* _EXERCISE DETAILS_
Where "JSON" appears in a line of the entries below, that line should be copied.

Data records:
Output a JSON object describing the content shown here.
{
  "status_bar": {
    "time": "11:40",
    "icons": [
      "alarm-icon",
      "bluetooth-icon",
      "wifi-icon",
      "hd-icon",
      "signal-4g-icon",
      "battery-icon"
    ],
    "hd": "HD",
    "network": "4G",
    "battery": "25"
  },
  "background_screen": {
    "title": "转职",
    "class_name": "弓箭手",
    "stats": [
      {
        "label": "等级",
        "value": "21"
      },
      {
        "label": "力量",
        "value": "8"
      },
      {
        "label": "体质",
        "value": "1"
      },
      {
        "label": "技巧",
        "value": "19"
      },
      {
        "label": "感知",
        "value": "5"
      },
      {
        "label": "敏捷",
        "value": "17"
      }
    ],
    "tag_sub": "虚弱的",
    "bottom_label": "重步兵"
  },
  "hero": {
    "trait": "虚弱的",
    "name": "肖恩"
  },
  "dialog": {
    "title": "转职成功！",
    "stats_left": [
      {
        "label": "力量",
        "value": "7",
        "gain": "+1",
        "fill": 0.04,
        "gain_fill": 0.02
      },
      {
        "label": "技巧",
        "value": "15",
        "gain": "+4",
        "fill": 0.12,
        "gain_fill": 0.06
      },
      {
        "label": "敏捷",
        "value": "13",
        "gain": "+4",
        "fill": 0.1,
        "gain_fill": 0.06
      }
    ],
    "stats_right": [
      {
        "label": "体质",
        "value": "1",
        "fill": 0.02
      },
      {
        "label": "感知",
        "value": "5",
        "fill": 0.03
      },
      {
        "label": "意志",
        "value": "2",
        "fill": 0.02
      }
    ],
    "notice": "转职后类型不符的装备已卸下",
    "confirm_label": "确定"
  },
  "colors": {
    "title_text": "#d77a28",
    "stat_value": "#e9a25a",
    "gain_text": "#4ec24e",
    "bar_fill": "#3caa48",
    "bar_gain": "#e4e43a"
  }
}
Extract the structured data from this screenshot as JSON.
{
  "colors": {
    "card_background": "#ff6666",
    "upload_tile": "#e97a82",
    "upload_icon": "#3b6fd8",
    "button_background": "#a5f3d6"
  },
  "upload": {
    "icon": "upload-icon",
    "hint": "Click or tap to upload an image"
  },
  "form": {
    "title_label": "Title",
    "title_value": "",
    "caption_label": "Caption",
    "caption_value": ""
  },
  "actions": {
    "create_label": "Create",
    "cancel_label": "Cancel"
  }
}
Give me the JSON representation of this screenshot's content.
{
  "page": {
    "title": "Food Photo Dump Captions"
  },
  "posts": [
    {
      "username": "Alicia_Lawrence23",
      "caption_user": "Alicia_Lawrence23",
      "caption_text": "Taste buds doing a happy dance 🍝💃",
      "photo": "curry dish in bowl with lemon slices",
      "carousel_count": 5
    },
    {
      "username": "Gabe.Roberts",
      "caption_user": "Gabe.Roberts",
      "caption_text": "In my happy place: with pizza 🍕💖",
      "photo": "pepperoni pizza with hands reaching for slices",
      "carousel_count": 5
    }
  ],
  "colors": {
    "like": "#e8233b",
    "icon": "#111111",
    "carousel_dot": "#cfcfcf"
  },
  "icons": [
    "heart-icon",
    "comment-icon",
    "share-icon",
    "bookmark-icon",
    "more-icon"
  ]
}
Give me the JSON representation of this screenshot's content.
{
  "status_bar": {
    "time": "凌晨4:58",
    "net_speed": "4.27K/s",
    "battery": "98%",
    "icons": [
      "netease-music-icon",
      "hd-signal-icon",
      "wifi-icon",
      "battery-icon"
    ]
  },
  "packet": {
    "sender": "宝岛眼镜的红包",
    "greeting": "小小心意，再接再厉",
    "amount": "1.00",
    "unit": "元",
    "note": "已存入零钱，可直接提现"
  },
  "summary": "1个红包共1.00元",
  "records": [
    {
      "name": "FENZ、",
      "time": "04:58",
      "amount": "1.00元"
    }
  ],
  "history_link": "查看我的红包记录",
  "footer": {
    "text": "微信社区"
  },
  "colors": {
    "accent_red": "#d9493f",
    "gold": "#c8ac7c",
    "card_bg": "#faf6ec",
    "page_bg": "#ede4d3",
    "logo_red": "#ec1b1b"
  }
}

* _TASK SOLUTION_
Output a JSON object describing the content shown here.
Extract the structured data from this screenshot as JSON.
Give me the JSON representation of this screenshot's content.
Give me the JSON representation of this screenshot's content.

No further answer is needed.